- HST140.American Women’s History4 creditsIntroductory survey and examination of problems and issues in American women’s history and American feminism, colonial era to the present. Emphasizes gender, race and class as categories of historical analysis. (ESPITH/GP)
- HST228.Immigration and Ethnicity in American History4 creditsExamination of the experiences of immigrants and their transformation into ethnic Americans during the 19th and 20th centuries. Discussion of what it means to be American and the diversity of American society in a historical perspective. (ESPI/GP)
- HST253.Asian Studies: Modern China and Japan4 creditsIntroductory study of the modern history of China and Japan. Examines the dynamic developments of political, social, economic and cultural changes, including relations with the West, from 1800 to the present. (ESPIH/GP)
- IPH223.Issues in Global Women’s Health2 creditsDevelop an understanding of the full spectrum of factors which define illness or well-being in women’s health from a global perspective. This includes investigating and understanding the social conditions of populations and how these conditions affect the health of women.
- IPH*303.Stress Management2 creditsSophomore StandingInvestigation of stressors in the work, social and self environments. The physiology of stress and deep relaxation techniques studied as an introduction to life style redesign.
- POL141.Introduction to Public Management and Policy Analysis4 creditsStudy of leadership and administration in public organization, including relationship between bureaucracy and the executive, judicial and legislative branches; development of organizational theory; policy-making and implementation process; bureaucratic ethics; and reconciliation of democracy and bureaucracy. Recommended for those considering careers in public service or jobs affected by public policy.
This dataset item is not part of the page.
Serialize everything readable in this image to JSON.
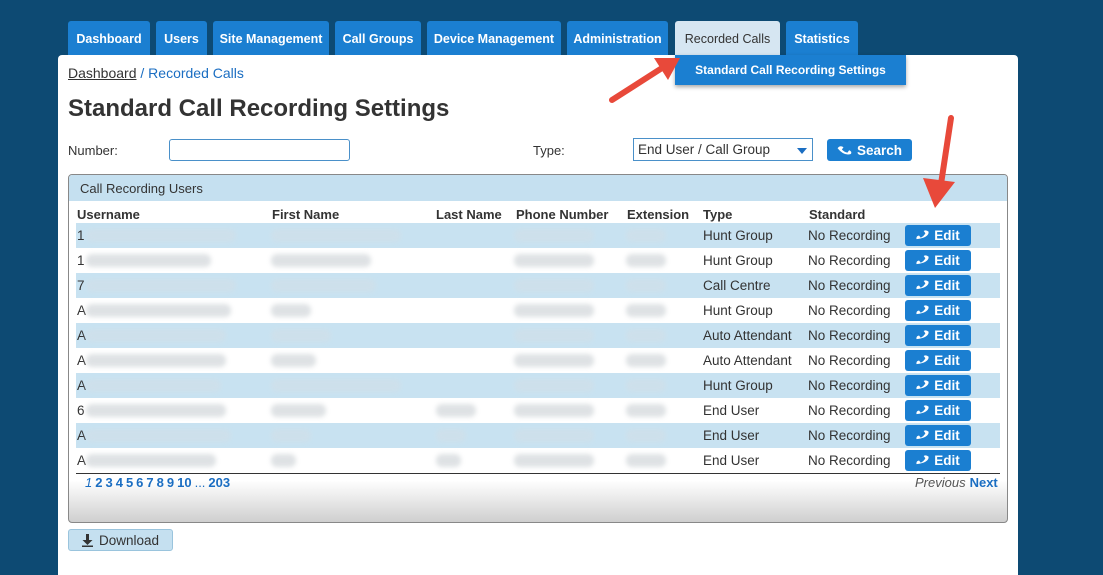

- POL*231.American Political Thought4 creditsHistorical and contemporary meanings of democracy, its assumptions and implications: tensions between theory and practice, majority rule and minority rights, civil disobedience, economic-political democracy, institutionalization of democratic procedures, and the future of democracy.
- REL202-*302.Women, Gender and Religion4 credits1 REL course or Permission for 300 levelThis course addresses questions about women in various religious traditions and examines the ways feminist theory interacts with the study and practice of religion. (Cross listed with PHL 202.)
- SOA*220.Sociology of Family4 creditsSOA 101Examines how family life is structured by broader social, political and economic changes. Analysis organized historically around clan, lineage, nuclear and post-nuclear family structures. Contemporary family problems also studied. Fall Term.
- SOA*234.Aging and Health Institutions4 creditsSOA 101Examine key concepts, main theories and important substantive issues related to aging and health institutions from a sociological perspective. Among the central issues explored are gender and racial differences in aging, ethnic minorities and institutions connected to aging and public policy.
- SOA*353.Sociology of Gender4 creditsSOA 101How gender practices are socially constructed and enacted. Examine through ethnographic and observation methods how family, religion, race/ethnicity and social class have shaped gender relations. Explore movements to change and resist change in gender arrangements.